Task statement:
Exactly reproduce the lines beginning with the line that includes "Extract the structured" and ending with the last line of the data.

(The input begins)

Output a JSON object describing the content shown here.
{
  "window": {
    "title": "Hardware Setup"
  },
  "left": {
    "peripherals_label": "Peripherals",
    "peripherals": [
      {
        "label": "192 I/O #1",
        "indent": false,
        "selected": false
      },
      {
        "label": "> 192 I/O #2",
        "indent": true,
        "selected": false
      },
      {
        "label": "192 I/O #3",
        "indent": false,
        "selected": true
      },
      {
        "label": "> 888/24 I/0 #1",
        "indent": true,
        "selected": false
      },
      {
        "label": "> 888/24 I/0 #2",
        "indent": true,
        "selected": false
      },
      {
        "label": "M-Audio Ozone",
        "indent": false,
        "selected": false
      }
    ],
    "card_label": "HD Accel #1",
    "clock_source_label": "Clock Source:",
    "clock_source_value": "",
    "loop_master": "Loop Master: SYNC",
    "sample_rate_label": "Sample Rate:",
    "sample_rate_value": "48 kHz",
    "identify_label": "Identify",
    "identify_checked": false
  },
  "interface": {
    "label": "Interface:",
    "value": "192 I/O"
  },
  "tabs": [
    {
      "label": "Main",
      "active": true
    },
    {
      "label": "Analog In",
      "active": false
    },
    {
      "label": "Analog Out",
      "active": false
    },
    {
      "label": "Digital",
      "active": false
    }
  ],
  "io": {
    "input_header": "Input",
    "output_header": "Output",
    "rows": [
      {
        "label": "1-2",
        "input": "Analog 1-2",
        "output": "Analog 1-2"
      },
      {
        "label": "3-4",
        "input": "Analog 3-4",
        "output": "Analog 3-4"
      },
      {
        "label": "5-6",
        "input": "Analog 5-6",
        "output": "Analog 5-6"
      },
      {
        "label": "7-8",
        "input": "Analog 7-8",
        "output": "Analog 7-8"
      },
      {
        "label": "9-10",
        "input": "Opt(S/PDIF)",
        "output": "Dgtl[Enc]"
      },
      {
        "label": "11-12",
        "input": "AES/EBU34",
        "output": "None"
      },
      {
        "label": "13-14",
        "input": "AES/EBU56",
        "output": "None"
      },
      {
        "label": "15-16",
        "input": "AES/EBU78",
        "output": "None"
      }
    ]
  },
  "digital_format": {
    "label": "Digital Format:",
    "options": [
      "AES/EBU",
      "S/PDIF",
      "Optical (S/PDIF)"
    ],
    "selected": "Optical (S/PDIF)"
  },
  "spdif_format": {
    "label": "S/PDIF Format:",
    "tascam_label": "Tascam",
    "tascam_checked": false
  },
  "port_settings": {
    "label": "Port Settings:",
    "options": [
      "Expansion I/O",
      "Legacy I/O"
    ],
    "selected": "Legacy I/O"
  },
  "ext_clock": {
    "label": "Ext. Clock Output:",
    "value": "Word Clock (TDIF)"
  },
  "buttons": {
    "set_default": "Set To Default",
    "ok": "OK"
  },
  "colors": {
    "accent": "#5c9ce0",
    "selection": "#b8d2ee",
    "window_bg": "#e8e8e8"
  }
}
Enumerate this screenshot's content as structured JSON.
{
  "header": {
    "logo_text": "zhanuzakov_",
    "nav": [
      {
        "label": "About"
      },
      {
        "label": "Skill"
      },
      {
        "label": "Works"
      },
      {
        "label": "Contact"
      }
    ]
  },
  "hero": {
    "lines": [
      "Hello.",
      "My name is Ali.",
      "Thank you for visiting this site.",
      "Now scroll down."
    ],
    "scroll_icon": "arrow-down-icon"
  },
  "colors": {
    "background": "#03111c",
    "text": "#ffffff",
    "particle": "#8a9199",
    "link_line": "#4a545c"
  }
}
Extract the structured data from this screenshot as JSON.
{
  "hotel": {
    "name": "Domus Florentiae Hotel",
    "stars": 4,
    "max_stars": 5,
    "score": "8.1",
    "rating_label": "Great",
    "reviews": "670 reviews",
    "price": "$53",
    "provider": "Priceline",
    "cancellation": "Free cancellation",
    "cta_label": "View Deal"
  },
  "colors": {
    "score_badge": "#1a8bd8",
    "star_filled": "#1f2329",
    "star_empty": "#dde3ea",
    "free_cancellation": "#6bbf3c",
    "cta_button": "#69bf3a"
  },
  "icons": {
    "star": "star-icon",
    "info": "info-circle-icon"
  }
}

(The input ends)

Output for this task:
Extract the structured data from this screenshot as JSON.
{
  "hotel": {
    "name": "Domus Florentiae Hotel",
    "stars": 4,
    "max_stars": 5,
    "score": "8.1",
    "rating_label": "Great",
    "reviews": "670 reviews",
    "price": "$53",
    "provider": "Priceline",
    "cancellation": "Free cancellation",
    "cta_label": "View Deal"
  },
  "colors": {
    "score_badge": "#1a8bd8",
    "star_filled": "#1f2329",
    "star_empty": "#dde3ea",
    "free_cancellation": "#6bbf3c",
    "cta_button": "#69bf3a"
  },
  "icons": {
    "star": "star-icon",
    "info": "info-circle-icon"
  }
}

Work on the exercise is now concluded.